purchasing organizations has led to an increase in the
number of businesses calling themselves cooperatives
when in fact they aren’t. NCBA has initiated a program
to stop this problem. The cooperative sector will not be
successful if there are false cooperatives misleading the
The reason that over 120 million Americans are members
of cooperatives is the trust that cooperatives have built
over a long history of helping people achieve their
economic goals and improve their lives. Cooperatives have
empowered millions of people throughout the world to
take more control of their lives. And, we have given
economic power to people over the past 155 years, from
those first Pioneers of Rochdale, to the newest member of
1st Rochdale Cooperative in New York City.
In the new millennium, we must look for new ways to
provide service to our members. By working together, we
can achieve our goal of a strong and unified cooperative
sector of the economy.
Paul Hazen,President and CEO
I believe that one of the greatest benefits that NCBA provides our
member cooperatives is to engage more fully in the global economy.
NCBA’s programs are designed to provide our members with new business
opportunities in the U.S. and around the world. With over 800 million
cooperative members worldwide, the cooperative sector can play an
increasingly important role in our global economy.
Globalization is affecting all cooperatives. In any U.S. small town or big
city, financial markets around the world can impact the cost of money.
Prices cooperatives charge their members can be affected by political
struggles in another country, the price of oil in the Middle East or new
technology developed by a dot com company located in your neighbor’s
Today it seems that half the world is focused on using new technology
and modernization to compete in the global economy. The other half is mired in the
past — buying and selling the same old products. Cooperatives, also, are on either
side of this divide. Some NCBA members, like my own company Nationwide, have a
global strategy. A part of our strategy is to form joint ventures with organizations in
other countries for the distribution of products. Another example is Recreational
Equipment, Inc. (REI). With 2 million members worldwide, REI is not only a leader in
electronic commerce but also is opening retail stores in new markets such as Japan.
But this global focus on modernization and technology is not apparent in all
There are cooperatives fighting with their competitors over shrinking markets and
supporting a highly regulated economy that protects the status quo.
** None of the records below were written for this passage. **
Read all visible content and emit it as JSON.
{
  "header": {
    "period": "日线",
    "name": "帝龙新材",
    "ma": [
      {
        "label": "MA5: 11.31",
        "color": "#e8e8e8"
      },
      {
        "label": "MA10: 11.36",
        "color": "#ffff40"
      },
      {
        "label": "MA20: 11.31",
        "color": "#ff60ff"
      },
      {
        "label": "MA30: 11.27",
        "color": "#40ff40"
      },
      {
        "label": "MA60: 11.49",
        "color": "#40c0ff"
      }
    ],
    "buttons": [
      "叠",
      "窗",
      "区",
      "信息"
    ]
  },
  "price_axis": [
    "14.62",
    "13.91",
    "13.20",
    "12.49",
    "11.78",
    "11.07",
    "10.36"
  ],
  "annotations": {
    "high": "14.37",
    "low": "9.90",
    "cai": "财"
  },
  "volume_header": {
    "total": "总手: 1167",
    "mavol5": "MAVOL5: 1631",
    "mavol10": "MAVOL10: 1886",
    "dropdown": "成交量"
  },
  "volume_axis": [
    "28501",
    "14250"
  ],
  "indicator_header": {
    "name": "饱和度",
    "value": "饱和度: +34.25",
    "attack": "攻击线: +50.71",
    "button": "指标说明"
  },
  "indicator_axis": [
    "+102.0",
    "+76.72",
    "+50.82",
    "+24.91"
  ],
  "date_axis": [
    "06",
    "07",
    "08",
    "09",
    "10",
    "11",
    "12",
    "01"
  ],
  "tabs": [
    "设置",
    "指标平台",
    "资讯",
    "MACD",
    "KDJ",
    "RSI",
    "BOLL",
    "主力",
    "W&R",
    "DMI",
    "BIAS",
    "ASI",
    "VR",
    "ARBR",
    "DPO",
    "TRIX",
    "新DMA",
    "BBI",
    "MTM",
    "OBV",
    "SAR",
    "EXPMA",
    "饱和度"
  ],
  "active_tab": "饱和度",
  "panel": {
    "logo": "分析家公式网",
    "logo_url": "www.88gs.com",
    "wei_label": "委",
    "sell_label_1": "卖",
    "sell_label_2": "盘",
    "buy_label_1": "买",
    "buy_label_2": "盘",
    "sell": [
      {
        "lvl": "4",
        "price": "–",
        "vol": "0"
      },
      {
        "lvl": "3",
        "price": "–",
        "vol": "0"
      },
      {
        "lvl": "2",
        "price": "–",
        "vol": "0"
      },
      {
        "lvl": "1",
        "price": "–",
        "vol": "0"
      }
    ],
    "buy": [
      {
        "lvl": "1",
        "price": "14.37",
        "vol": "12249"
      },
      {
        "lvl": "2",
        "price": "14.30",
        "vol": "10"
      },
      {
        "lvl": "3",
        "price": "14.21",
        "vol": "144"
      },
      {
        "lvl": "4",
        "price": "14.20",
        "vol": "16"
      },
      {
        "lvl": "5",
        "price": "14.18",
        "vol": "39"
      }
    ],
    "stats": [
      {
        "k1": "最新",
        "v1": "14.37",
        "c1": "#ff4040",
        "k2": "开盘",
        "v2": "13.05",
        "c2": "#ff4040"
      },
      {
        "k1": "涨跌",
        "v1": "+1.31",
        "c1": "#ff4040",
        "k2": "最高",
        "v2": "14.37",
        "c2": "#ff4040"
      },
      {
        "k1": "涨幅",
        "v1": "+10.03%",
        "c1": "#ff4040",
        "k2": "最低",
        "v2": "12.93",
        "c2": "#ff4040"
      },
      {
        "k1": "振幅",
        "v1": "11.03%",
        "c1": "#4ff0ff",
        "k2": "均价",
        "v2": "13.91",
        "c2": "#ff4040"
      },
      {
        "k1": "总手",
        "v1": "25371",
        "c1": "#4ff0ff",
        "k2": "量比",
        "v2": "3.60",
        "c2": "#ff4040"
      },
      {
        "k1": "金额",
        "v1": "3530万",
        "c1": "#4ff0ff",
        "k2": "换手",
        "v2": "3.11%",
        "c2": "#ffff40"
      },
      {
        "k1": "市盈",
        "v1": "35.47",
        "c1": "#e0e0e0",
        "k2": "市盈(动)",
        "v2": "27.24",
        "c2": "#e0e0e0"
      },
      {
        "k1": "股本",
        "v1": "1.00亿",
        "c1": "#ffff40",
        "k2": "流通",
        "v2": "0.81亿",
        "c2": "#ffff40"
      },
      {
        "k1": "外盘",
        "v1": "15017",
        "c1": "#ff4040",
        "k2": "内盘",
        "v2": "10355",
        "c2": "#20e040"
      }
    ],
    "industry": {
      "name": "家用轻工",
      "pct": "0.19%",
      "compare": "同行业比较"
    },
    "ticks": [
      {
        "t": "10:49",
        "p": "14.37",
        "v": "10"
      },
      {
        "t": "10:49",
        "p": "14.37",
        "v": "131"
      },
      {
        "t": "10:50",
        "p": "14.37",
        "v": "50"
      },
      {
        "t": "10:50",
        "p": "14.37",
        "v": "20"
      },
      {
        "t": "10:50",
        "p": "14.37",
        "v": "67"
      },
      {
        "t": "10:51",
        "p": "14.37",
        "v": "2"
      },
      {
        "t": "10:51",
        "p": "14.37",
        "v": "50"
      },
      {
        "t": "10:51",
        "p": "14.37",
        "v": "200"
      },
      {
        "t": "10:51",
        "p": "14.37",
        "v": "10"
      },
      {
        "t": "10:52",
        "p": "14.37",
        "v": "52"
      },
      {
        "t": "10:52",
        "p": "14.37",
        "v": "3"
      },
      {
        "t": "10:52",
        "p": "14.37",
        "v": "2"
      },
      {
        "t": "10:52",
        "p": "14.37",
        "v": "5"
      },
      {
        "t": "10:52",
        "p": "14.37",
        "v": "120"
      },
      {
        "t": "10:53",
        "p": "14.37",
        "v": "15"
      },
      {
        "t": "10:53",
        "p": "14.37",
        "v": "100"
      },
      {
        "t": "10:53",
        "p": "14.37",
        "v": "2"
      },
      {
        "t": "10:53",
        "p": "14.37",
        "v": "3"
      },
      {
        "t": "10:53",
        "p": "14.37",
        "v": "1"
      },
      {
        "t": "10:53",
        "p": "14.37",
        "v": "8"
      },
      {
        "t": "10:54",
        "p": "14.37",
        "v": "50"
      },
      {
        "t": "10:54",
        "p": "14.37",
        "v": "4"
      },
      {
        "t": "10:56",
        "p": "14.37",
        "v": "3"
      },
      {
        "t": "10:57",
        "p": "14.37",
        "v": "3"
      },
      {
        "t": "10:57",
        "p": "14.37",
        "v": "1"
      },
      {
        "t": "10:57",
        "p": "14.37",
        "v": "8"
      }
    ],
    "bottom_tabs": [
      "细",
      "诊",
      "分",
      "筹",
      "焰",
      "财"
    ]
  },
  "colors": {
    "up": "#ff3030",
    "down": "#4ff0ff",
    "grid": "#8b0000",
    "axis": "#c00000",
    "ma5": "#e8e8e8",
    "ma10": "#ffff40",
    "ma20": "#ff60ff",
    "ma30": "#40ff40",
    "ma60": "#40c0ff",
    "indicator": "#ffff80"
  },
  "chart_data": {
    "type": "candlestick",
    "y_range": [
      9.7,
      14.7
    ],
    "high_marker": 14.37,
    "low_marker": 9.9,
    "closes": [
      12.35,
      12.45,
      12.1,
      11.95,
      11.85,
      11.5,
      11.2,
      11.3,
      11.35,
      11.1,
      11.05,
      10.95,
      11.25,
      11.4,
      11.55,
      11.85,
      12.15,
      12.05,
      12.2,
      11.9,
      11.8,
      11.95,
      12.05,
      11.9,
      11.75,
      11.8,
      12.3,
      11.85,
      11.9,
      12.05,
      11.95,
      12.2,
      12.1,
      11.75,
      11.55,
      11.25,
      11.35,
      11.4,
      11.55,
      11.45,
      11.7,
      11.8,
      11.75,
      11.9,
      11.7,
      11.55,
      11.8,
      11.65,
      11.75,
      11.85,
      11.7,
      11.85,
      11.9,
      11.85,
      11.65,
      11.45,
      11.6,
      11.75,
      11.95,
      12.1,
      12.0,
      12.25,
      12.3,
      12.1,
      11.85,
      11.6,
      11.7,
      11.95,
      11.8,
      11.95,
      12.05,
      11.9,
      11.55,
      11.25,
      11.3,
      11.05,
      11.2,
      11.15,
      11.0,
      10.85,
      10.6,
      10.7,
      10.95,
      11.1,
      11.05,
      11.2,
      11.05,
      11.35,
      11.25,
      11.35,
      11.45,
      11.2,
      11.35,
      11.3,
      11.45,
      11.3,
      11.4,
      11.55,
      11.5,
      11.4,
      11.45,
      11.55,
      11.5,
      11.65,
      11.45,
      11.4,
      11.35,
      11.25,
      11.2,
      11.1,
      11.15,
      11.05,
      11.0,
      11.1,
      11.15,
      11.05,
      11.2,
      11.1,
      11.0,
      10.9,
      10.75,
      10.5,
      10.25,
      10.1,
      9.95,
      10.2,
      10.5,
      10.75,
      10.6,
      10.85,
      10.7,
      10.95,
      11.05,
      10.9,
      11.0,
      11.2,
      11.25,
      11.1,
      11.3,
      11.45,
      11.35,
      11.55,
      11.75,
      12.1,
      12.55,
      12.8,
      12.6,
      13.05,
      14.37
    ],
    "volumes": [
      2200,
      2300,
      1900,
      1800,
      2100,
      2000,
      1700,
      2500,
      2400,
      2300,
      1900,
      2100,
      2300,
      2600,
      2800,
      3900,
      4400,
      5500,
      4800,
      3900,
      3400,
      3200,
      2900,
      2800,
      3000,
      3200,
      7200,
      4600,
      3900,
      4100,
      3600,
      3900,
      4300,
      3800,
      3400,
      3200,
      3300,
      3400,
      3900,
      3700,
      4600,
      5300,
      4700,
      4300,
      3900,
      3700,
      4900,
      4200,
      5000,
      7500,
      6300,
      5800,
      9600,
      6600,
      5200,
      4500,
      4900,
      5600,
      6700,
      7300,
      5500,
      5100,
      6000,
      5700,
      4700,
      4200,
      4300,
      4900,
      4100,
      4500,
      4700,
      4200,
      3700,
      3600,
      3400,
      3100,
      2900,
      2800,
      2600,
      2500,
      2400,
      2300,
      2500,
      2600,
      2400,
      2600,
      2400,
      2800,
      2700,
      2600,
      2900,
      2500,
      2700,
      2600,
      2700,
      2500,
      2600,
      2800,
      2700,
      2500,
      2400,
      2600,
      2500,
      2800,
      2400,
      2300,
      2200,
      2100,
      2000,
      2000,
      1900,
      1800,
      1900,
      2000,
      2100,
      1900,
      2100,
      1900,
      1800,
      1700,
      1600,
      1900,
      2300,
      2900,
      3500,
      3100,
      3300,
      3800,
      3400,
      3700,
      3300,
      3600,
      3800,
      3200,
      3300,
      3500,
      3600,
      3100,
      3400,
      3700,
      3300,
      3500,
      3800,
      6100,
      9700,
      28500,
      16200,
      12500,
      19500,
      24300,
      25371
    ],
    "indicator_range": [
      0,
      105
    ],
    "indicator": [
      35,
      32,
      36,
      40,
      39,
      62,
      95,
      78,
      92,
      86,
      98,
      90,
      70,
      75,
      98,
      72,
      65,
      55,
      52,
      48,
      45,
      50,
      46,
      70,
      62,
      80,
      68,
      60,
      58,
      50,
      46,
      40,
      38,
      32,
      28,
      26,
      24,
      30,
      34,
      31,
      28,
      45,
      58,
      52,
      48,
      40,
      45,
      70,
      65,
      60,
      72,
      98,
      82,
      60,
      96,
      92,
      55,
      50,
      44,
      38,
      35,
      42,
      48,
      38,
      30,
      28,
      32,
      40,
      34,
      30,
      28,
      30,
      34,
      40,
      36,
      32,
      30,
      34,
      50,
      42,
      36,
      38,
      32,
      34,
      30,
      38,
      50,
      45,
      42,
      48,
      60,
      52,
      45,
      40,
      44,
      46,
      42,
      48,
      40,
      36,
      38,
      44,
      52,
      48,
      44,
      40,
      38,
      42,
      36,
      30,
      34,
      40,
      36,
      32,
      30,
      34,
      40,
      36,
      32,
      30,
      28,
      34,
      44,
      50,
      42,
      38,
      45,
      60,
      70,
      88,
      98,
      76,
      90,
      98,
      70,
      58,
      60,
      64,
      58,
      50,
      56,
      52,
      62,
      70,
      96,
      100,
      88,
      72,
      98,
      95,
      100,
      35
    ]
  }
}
They are quite
confident that by standing still they can be an alternative to other types of businesses.
But, in a global economy, our businesses must be innovative or a competitor half way
around the world will eat our lunch. New York Times reporter Thomas L.
Friedman in his book,The Lexus and Olive Tree, makes a compelling case
for modernization and technology in order to thrive in the global market.
NCBA is well positioned to help our members in the global economy.
Every cooperative in the U.S. should be using NCBA in their global
strategy. The NCBA international cooperative development program can
offer cooperatives access to markets in developing countries. For
example, Cooperative Resources International (CRI), a NCBA member, is
providing its products and services to farmers in Nicaragua through a
NCBA development program. CRI’s strategy is to use this activity to
expand markets throughout Latin America.
Just as important is NCBA leadership in the International Cooperative
Alliance (ICA). Through ICA, NCBA has developed valuable relationships
for our members with cooperatives around the world. Without NCBA and ICA, new
business opportunities would be much more difficult.
In 1984, NCBA incorporated Cooperative Business International to help our members
expand their trade and business opportunities. Through the investment of six NCBA
member organizations, CBI has grown rapidly and provides cooperatives with a
valuable resource for the future.
In the future, NCBA will continue to focus our programs on those that help
cooperatives expand their business globally. Join with us as we help cooperatives
succeed in this millennium’s global economy.
David O. Miller,NCBA Chair
NCBA 1999 Annual Report
Global opportunities for the Cooperative Sector
NCBA 1999 Annual Report